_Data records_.
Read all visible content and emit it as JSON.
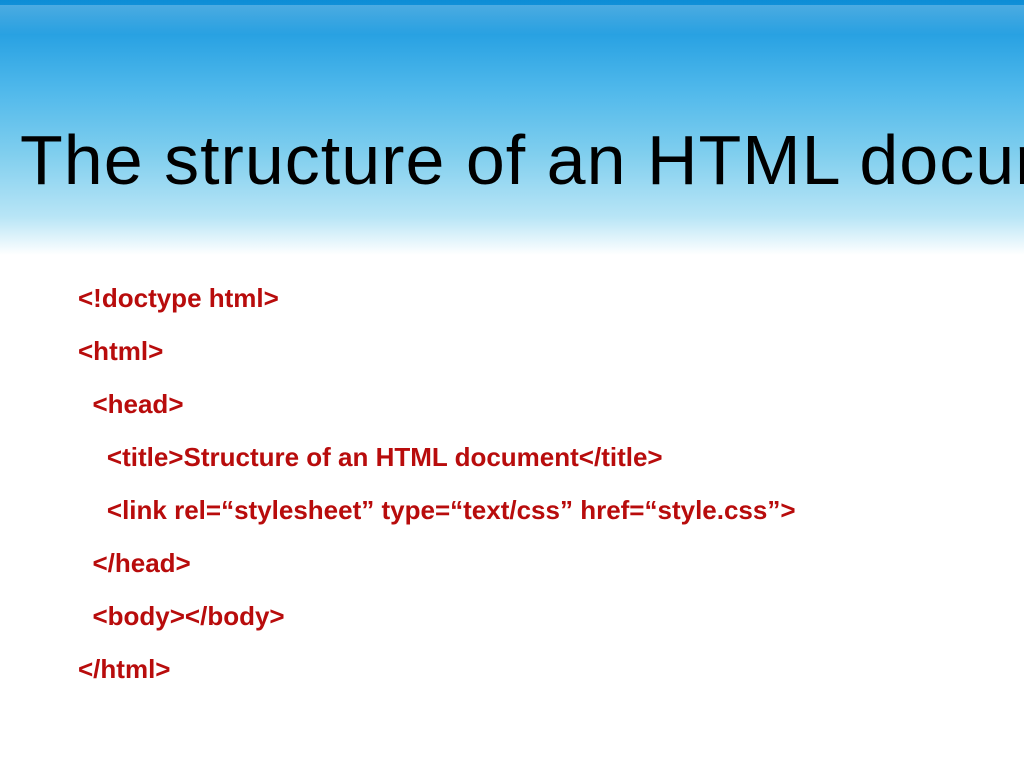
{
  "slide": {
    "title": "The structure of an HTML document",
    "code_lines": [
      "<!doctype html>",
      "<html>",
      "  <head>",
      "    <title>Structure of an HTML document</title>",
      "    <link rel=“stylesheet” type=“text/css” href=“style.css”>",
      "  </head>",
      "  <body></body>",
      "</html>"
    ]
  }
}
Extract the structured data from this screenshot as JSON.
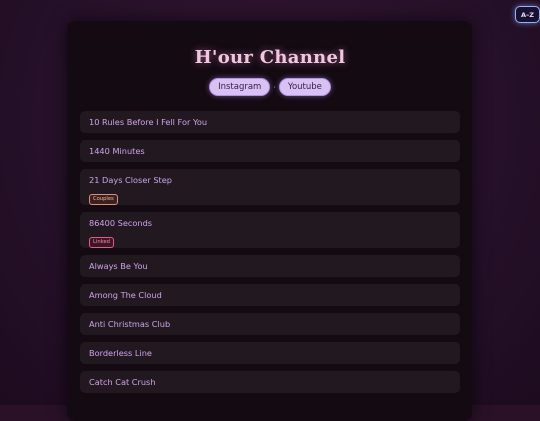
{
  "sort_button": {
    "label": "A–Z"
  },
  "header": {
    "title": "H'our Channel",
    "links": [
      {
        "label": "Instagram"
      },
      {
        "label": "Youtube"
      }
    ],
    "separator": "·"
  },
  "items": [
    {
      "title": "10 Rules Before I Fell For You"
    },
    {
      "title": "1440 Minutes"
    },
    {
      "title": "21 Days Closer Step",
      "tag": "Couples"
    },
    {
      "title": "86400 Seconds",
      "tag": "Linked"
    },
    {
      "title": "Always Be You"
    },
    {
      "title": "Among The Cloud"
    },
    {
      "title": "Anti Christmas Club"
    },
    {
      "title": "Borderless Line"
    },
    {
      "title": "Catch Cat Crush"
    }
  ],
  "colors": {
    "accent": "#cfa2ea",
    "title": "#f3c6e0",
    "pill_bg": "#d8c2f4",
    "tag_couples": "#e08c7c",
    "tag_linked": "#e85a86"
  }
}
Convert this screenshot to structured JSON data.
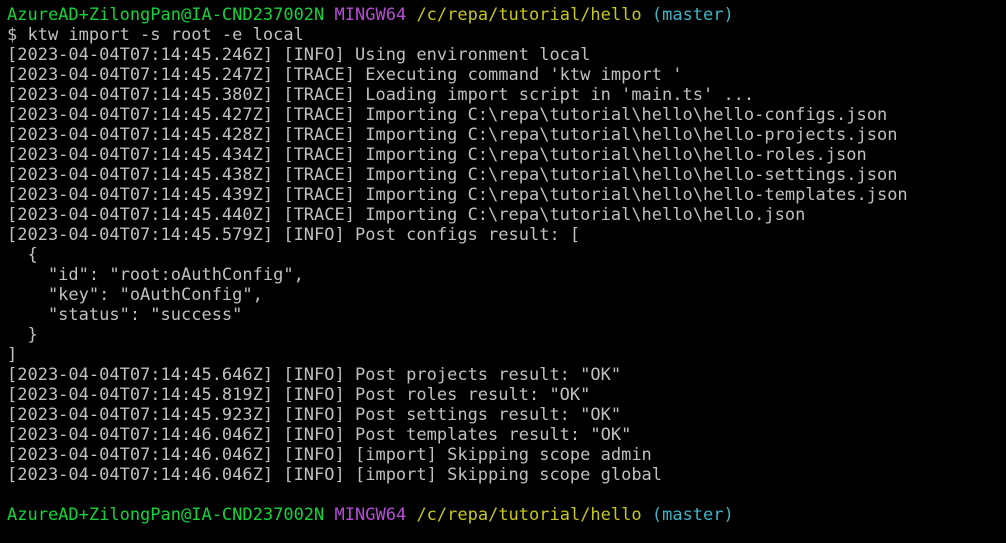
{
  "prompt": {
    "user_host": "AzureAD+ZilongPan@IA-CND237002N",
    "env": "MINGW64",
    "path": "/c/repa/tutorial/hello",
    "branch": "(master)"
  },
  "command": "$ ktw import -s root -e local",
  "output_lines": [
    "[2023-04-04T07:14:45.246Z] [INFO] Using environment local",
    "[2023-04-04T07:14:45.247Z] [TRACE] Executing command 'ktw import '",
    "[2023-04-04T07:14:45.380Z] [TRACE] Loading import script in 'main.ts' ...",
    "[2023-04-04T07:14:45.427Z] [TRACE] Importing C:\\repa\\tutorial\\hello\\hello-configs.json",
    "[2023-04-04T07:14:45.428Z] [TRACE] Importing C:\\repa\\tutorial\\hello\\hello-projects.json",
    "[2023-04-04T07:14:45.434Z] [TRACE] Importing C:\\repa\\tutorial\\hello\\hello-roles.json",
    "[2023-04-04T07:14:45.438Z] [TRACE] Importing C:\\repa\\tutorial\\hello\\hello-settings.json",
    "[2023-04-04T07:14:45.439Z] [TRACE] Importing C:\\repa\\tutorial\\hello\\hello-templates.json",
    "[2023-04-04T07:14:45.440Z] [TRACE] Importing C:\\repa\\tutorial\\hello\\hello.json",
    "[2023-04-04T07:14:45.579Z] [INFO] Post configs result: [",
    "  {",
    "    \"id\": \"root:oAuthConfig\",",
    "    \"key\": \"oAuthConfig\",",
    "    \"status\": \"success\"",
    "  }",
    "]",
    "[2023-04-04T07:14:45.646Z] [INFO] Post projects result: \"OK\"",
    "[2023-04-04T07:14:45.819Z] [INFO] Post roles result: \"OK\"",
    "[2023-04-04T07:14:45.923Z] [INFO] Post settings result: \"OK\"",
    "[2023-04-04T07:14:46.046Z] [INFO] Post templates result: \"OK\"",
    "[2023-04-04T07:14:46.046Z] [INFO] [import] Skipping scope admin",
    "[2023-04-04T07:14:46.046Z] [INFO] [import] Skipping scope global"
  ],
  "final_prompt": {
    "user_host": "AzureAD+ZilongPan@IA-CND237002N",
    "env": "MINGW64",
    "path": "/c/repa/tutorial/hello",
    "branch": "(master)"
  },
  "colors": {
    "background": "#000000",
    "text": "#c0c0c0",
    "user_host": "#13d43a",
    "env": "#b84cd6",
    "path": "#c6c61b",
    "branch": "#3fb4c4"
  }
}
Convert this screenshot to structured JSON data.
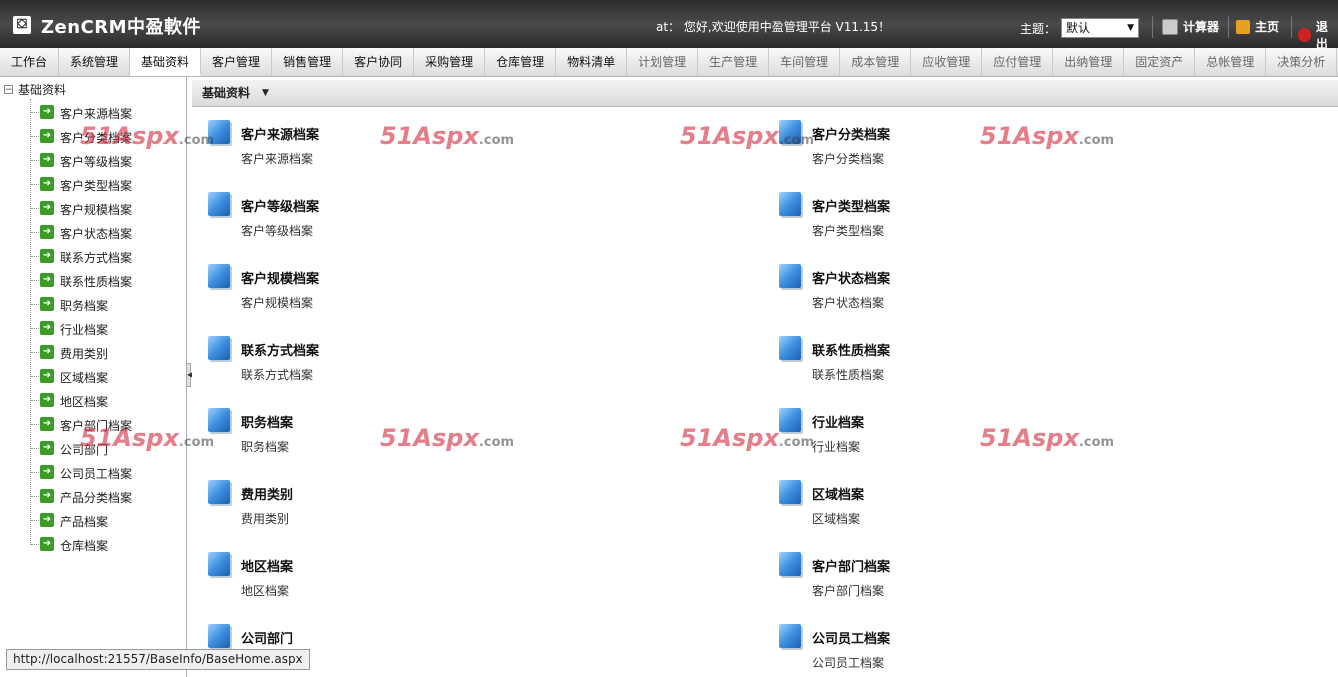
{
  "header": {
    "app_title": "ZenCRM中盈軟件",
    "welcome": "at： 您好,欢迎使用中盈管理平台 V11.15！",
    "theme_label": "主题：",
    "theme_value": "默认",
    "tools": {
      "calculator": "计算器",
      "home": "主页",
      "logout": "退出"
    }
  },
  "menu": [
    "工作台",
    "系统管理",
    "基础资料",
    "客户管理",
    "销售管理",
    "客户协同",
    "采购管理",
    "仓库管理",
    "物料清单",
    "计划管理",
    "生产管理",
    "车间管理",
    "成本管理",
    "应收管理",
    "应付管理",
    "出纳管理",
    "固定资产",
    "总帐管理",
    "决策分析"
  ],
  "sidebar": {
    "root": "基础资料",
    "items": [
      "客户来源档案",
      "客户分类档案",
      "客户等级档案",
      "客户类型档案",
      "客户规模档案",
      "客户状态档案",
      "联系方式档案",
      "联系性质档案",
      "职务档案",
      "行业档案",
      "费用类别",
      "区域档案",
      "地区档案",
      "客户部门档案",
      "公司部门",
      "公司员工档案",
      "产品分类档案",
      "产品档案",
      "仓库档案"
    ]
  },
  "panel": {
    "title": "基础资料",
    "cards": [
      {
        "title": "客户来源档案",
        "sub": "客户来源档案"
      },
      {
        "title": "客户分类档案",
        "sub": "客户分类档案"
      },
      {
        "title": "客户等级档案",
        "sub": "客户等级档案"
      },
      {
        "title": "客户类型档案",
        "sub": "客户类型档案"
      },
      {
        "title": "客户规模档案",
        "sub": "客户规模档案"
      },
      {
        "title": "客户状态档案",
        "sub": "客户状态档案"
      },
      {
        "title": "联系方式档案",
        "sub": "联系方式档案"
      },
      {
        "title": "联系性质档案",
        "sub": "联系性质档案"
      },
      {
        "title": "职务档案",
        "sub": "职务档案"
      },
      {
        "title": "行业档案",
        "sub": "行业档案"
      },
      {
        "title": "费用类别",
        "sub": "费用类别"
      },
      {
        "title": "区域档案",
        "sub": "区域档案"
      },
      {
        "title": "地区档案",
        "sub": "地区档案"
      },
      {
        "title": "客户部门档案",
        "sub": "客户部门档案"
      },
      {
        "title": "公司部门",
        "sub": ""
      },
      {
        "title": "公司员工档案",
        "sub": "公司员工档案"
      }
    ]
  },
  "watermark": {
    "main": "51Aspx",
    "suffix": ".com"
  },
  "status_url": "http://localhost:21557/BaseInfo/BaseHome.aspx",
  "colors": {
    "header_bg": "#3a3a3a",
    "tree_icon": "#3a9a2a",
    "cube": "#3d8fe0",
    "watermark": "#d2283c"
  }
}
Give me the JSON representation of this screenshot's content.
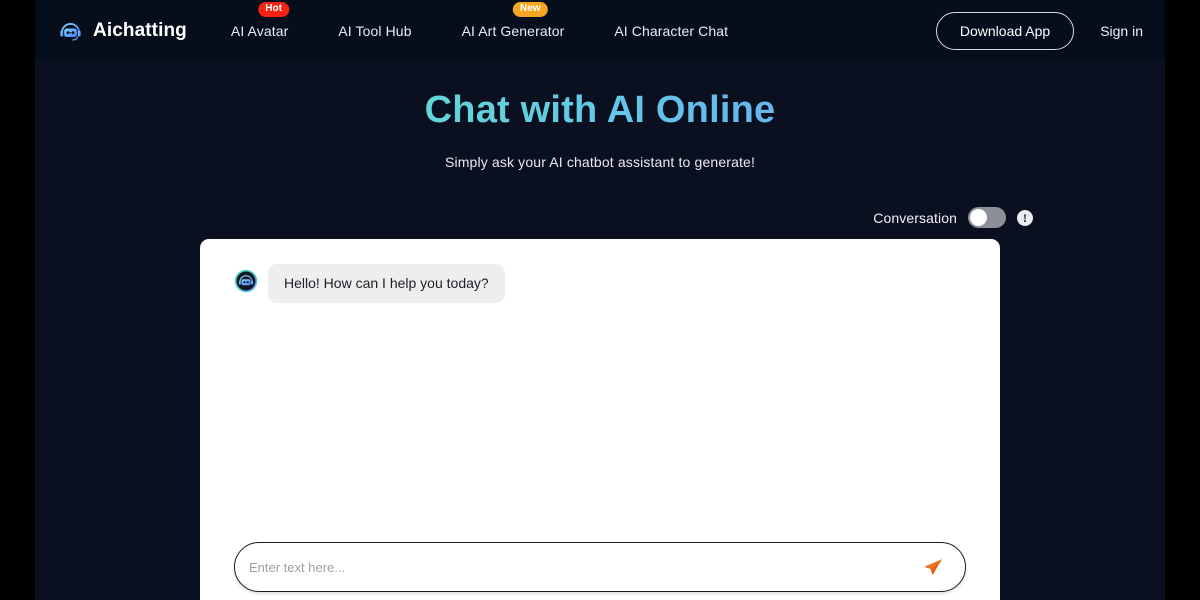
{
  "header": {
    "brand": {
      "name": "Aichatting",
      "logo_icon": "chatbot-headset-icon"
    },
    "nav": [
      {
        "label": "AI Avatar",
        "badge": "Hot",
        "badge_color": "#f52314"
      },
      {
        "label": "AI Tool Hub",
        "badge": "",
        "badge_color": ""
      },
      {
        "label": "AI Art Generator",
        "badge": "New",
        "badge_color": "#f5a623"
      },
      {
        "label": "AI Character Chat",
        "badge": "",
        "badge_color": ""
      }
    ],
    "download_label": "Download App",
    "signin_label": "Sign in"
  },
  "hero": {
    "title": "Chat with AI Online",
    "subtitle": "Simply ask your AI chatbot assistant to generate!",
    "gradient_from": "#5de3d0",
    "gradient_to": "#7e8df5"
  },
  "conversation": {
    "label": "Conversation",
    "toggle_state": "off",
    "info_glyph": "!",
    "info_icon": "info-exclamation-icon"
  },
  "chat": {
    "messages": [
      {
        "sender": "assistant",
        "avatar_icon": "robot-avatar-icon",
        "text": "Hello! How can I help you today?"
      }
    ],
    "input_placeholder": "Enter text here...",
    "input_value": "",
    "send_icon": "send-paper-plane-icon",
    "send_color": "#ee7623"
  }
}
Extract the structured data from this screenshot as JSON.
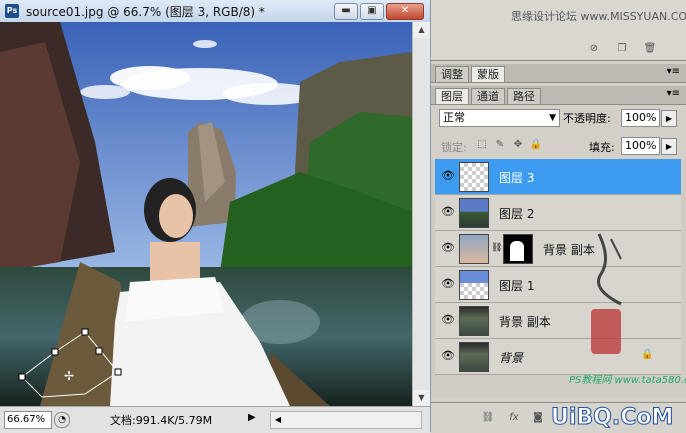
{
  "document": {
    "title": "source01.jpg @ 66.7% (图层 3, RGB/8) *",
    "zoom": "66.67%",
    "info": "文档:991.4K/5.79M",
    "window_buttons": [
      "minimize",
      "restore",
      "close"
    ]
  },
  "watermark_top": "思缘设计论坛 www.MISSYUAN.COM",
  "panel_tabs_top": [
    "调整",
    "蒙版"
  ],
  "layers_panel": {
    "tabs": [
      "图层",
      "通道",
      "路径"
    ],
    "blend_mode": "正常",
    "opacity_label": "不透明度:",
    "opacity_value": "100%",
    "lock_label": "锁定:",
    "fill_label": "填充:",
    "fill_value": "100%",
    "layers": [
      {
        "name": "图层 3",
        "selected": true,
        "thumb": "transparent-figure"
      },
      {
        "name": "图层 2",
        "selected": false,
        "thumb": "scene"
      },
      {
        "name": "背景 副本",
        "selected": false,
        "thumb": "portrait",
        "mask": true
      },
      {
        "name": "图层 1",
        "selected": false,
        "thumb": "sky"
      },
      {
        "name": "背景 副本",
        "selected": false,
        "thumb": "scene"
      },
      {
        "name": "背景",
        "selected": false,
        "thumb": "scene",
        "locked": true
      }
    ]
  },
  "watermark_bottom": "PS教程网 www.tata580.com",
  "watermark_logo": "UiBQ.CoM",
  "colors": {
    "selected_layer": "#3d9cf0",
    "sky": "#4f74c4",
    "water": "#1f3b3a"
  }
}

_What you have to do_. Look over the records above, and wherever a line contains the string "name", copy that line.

_Problem solution_.
      "name": "Aichatting",
        "name": "图层 3",
        "name": "图层 2",
        "name": "背景 副本",
        "name": "图层 1",
        "name": "背景 副本",
        "name": "背景",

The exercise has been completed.